whole nine yards, the
Few phrases have as many tales attached to their origin as does the phrase, the whole nine yards, which has spawned a raft of popular etymologies, all of them wrong. The origin of the phrase has long been a mystery, but recently researchers Bonnie Taylor-Blake and Fred Shapiro have uncovered the phrase’s origin, or at least gotten as close to the origin as anyone is likely to get. And in what may be a surprise to many (but perhaps not to those with long experience researching slang terms), the phrase doesn’t refer to anything in particular. The “nine” holds no significance, nor does “yards” measure anything in particular.
The progenitor of the modern phrase is found as early as 17 May 1912 in the newspaper Mount Vernon (Kentucky) Signal, where an article states:
But there is one thing sure, we dems would never have known that there was such crookedness in the Rebublican [sic] party if Ted and Taft had not got crossed at each other. Just wait boys until the fix gets to a fever heat and they will tell the whole six yards.
A few years later the phrase, The Whole Six Yards of It, turns up as the title of an article in the Spartanburg (South Carolina) Herald-Journal of 7 May 1921, which gives a detailed summary of a local baseball game.
By the 1950s the phrase had been inflated to nine yards, but still remained in local usage. (See cloud nine for a similar inflation of numbers.) The July 1956 issue of Kentucky Happy Hunting Ground, a magazine produced by the state Department of Fish and Wildlife Resources, concluded a list of prizes in a fishing tournament with the statement, “So that’s the whole nine-yards.” That same magazine used the phrase again in 1957.

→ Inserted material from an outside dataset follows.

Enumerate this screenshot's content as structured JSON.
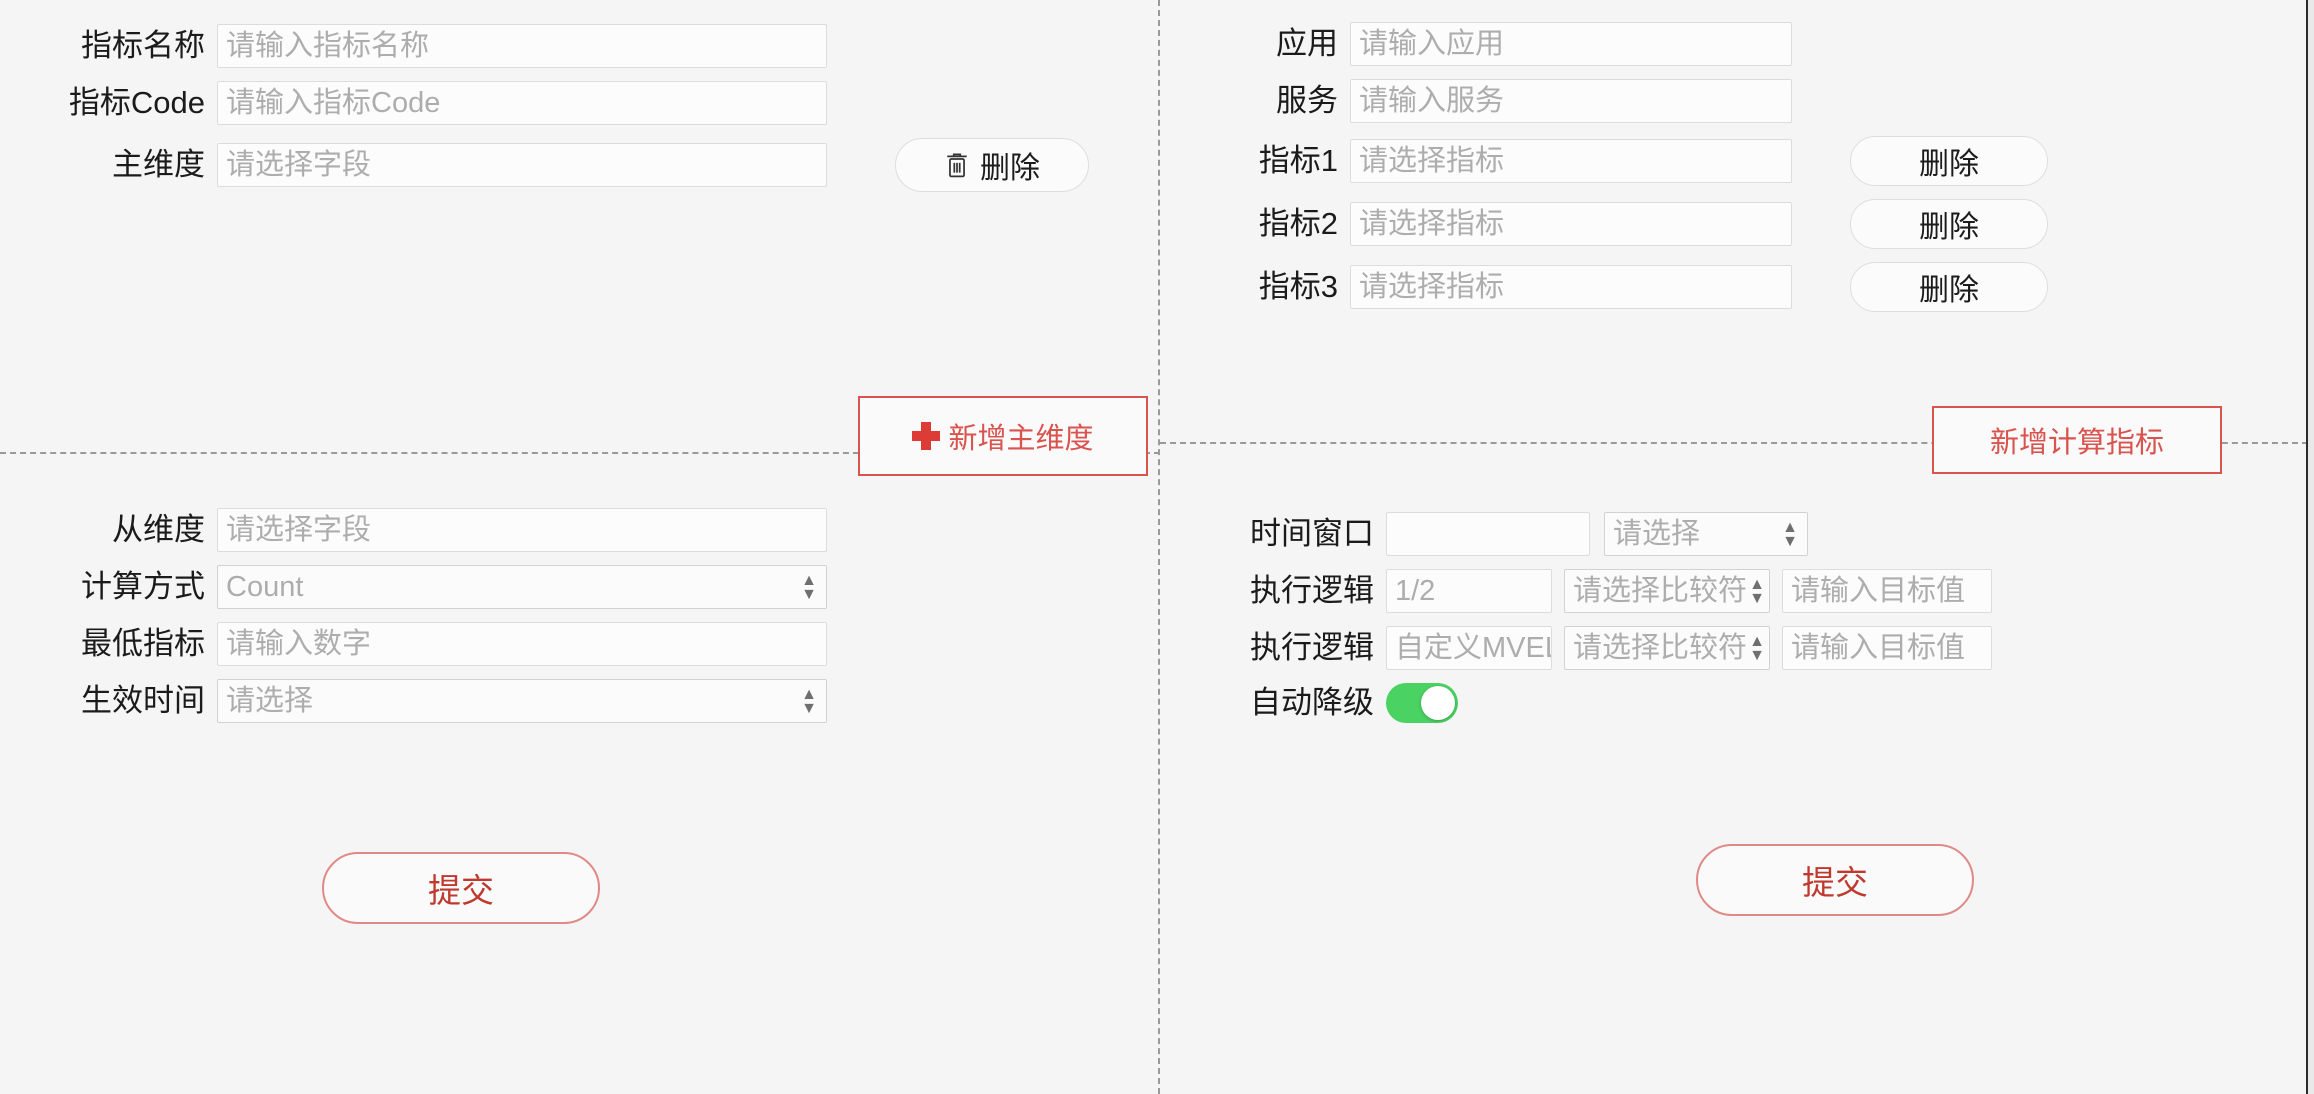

By 1962 the phrase had broken out of rural Southern usage and began to be used across the United States. The fall 1962 issue of Michigan Voices: A Literary Quarterly contained a short story by Robert E. Wegner, “Man on the Thresh-Hold” that used the phrase:
Then the dog would catch on and go ki-yi-yi-ing from one to the other of the shouting pyjama clad participants mad, mad, mad, the consequence of house, home, kids, respectability, status as a college professor and the whole nine yards, as a brush salesman who came by the house was fond of saying, the whole damn nine yards.
And in December of that year, the magazine Car Life used “all nine yards of goodies” to describe the Chevrolet Impala, perhaps the first use of the phrase in a national publication that didn’t see fit to explain the term.
So regardless of what someone else has told you, the whole nine yards does not refer to the length of a belt of WWII machine-gun ammunition, the amount of material needed to make a Scottish kilt, the number of spars on a sailing ship, the amount of concrete a cement mixer holds, or anything else. It’s an arbitrary number and unit of measure that simply means “a lot, the entirety.” It got its start in the early twentieth century in the backwoods of the American South, probably Kentucky, and slowly spread out from there.
(Sources: Shapiro, Fred. “You Can Quote Them: The Inflation of ‘Cloud Seven’ and ‘The Whole Six Yards.’” Yale Alumni Magazine. Jan/Feb 2013. Web. Accessed 28 December 2012. http://www.yalealumnimagazine.com/articles/3587. Shapiro, Fred. “You Can Quote Them.” Yale Alumni Magazine. May/Jun 2009. Web. Accessed 28 December 2012. http://www.yalealumnimagazine.com/articles/2474.
Copyright 1997-2013, by David Wilton